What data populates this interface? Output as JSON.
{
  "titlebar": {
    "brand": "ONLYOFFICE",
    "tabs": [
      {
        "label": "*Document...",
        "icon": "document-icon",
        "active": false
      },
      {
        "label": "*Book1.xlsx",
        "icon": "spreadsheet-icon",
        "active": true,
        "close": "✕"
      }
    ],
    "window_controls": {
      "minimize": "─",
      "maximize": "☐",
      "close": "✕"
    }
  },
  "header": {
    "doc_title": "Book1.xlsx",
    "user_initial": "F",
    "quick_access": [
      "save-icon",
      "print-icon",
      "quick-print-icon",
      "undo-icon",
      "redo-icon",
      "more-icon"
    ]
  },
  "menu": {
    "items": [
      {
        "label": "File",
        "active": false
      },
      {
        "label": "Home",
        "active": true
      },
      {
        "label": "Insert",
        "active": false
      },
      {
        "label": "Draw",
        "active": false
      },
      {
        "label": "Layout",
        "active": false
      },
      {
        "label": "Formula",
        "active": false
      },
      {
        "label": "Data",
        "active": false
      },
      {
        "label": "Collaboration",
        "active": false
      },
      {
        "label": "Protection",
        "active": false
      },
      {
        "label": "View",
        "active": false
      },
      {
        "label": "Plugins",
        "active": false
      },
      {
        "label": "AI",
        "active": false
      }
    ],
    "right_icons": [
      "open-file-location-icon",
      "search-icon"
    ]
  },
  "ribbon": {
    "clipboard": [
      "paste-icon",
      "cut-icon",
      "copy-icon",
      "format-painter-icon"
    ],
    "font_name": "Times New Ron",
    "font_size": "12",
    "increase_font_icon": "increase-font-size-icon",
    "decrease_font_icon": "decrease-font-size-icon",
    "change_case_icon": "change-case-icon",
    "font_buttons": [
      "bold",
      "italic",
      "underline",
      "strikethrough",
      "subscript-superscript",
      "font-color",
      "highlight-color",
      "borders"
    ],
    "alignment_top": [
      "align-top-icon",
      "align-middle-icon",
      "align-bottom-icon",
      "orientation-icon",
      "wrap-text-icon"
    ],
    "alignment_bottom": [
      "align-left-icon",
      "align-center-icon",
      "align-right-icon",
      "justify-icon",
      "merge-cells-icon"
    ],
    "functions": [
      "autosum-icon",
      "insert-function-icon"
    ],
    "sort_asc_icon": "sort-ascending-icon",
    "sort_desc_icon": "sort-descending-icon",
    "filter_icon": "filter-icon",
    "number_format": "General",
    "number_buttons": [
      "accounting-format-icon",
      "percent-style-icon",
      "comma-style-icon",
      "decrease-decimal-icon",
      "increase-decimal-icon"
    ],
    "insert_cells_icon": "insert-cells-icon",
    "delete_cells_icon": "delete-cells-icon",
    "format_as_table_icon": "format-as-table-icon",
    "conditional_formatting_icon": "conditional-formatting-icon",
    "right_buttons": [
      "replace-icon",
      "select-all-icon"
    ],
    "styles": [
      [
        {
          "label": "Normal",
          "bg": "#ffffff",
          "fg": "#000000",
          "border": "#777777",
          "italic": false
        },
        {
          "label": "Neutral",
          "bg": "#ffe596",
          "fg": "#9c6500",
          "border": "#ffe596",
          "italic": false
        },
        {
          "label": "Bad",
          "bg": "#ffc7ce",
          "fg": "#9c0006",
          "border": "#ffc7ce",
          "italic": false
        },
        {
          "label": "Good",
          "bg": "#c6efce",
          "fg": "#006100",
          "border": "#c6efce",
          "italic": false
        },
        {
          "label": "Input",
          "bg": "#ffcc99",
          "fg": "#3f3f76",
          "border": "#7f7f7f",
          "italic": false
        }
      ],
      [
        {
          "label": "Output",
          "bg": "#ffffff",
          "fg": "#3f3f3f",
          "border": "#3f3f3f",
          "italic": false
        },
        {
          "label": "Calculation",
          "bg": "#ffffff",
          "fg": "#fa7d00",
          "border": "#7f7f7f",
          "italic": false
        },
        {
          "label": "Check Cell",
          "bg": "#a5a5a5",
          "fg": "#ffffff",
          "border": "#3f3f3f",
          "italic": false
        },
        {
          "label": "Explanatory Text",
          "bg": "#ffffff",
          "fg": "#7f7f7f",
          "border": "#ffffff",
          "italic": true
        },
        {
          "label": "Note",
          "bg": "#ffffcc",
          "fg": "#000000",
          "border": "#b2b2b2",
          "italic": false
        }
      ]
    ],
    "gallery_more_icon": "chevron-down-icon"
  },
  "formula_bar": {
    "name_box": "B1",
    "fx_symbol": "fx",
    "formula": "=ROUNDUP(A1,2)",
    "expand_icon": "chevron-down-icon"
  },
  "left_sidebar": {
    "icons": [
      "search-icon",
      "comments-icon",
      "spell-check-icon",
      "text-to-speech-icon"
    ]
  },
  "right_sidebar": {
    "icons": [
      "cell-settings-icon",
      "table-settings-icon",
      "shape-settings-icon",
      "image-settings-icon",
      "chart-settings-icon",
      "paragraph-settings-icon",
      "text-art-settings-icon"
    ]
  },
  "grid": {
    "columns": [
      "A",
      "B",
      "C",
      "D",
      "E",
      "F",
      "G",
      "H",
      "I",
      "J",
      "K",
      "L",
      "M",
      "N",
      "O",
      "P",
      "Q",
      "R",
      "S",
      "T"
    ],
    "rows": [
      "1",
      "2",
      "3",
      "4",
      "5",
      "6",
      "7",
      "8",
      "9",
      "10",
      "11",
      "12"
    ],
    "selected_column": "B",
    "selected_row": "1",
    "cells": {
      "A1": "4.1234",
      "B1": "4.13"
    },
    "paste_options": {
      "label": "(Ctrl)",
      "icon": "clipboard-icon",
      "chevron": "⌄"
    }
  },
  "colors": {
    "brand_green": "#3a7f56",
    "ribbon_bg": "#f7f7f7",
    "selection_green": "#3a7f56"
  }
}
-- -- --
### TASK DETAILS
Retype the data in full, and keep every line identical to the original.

### RESULT FOR THIS EXERCISE
What data populates this interface? Output as JSON.
{
  "titlebar": {
    "brand": "ONLYOFFICE",
    "tabs": [
      {
        "label": "*Document...",
        "icon": "document-icon",
        "active": false
      },
      {
        "label": "*Book1.xlsx",
        "icon": "spreadsheet-icon",
        "active": true,
        "close": "✕"
      }
    ],
    "window_controls": {
      "minimize": "─",
      "maximize": "☐",
      "close": "✕"
    }
  },
  "header": {
    "doc_title": "Book1.xlsx",
    "user_initial": "F",
    "quick_access": [
      "save-icon",
      "print-icon",
      "quick-print-icon",
      "undo-icon",
      "redo-icon",
      "more-icon"
    ]
  },
  "menu": {
    "items": [
      {
        "label": "File",
        "active": false
      },
      {
        "label": "Home",
        "active": true
      },
      {
        "label": "Insert",
        "active": false
      },
      {
        "label": "Draw",
        "active": false
      },
      {
        "label": "Layout",
        "active": false
      },
      {
        "label": "Formula",
        "active": false
      },
      {
        "label": "Data",
        "active": false
      },
      {
        "label": "Collaboration",
        "active": false
      },
      {
        "label": "Protection",
        "active": false
      },
      {
        "label": "View",
        "active": false
      },
      {
        "label": "Plugins",
        "active": false
      },
      {
        "label": "AI",
        "active": false
      }
    ],
    "right_icons": [
      "open-file-location-icon",
      "search-icon"
    ]
  },
  "ribbon": {
    "clipboard": [
      "paste-icon",
      "cut-icon",
      "copy-icon",
      "format-painter-icon"
    ],
    "font_name": "Times New Ron",
    "font_size": "12",
    "increase_font_icon": "increase-font-size-icon",
    "decrease_font_icon": "decrease-font-size-icon",
    "change_case_icon": "change-case-icon",
    "font_buttons": [
      "bold",
      "italic",
      "underline",
      "strikethrough",
      "subscript-superscript",
      "font-color",
      "highlight-color",
      "borders"
    ],
    "alignment_top": [
      "align-top-icon",
      "align-middle-icon",
      "align-bottom-icon",
      "orientation-icon",
      "wrap-text-icon"
    ],
    "alignment_bottom": [
      "align-left-icon",
      "align-center-icon",
      "align-right-icon",
      "justify-icon",
      "merge-cells-icon"
    ],
    "functions": [
      "autosum-icon",
      "insert-function-icon"
    ],
    "sort_asc_icon": "sort-ascending-icon",
    "sort_desc_icon": "sort-descending-icon",
    "filter_icon": "filter-icon",
    "number_format": "General",
    "number_buttons": [
      "accounting-format-icon",
      "percent-style-icon",
      "comma-style-icon",
      "decrease-decimal-icon",
      "increase-decimal-icon"
    ],
    "insert_cells_icon": "insert-cells-icon",
    "delete_cells_icon": "delete-cells-icon",
    "format_as_table_icon": "format-as-table-icon",
    "conditional_formatting_icon": "conditional-formatting-icon",
    "right_buttons": [
      "replace-icon",
      "select-all-icon"
    ],
    "styles": [
      [
        {
          "label": "Normal",
          "bg": "#ffffff",
          "fg": "#000000",
          "border": "#777777",
          "italic": false
        },
        {
          "label": "Neutral",
          "bg": "#ffe596",
          "fg": "#9c6500",
          "border": "#ffe596",
          "italic": false
        },
        {
          "label": "Bad",
          "bg": "#ffc7ce",
          "fg": "#9c0006",
          "border": "#ffc7ce",
          "italic": false
        },
        {
          "label": "Good",
          "bg": "#c6efce",
          "fg": "#006100",
          "border": "#c6efce",
          "italic": false
        },
        {
          "label": "Input",
          "bg": "#ffcc99",
          "fg": "#3f3f76",
          "border": "#7f7f7f",
          "italic": false
        }
      ],
      [
        {
          "label": "Output",
          "bg": "#ffffff",
          "fg": "#3f3f3f",
          "border": "#3f3f3f",
          "italic": false
        },
        {
          "label": "Calculation",
          "bg": "#ffffff",
          "fg": "#fa7d00",
          "border": "#7f7f7f",
          "italic": false
        },
        {
          "label": "Check Cell",
          "bg": "#a5a5a5",
          "fg": "#ffffff",
          "border": "#3f3f3f",
          "italic": false
        },
        {
          "label": "Explanatory Text",
          "bg": "#ffffff",
          "fg": "#7f7f7f",
          "border": "#ffffff",
          "italic": true
        },
        {
          "label": "Note",
          "bg": "#ffffcc",
          "fg": "#000000",
          "border": "#b2b2b2",
          "italic": false
        }
      ]
    ],
    "gallery_more_icon": "chevron-down-icon"
  },
  "formula_bar": {
    "name_box": "B1",
    "fx_symbol": "fx",
    "formula": "=ROUNDUP(A1,2)",
    "expand_icon": "chevron-down-icon"
  },
  "left_sidebar": {
    "icons": [
      "search-icon",
      "comments-icon",
      "spell-check-icon",
      "text-to-speech-icon"
    ]
  },
  "right_sidebar": {
    "icons": [
      "cell-settings-icon",
      "table-settings-icon",
      "shape-settings-icon",
      "image-settings-icon",
      "chart-settings-icon",
      "paragraph-settings-icon",
      "text-art-settings-icon"
    ]
  },
  "grid": {
    "columns": [
      "A",
      "B",
      "C",
      "D",
      "E",
      "F",
      "G",
      "H",
      "I",
      "J",
      "K",
      "L",
      "M",
      "N",
      "O",
      "P",
      "Q",
      "R",
      "S",
      "T"
    ],
    "rows": [
      "1",
      "2",
      "3",
      "4",
      "5",
      "6",
      "7",
      "8",
      "9",
      "10",
      "11",
      "12"
    ],
    "selected_column": "B",
    "selected_row": "1",
    "cells": {
      "A1": "4.1234",
      "B1": "4.13"
    },
    "paste_options": {
      "label": "(Ctrl)",
      "icon": "clipboard-icon",
      "chevron": "⌄"
    }
  },
  "colors": {
    "brand_green": "#3a7f56",
    "ribbon_bg": "#f7f7f7",
    "selection_green": "#3a7f56"
  }
}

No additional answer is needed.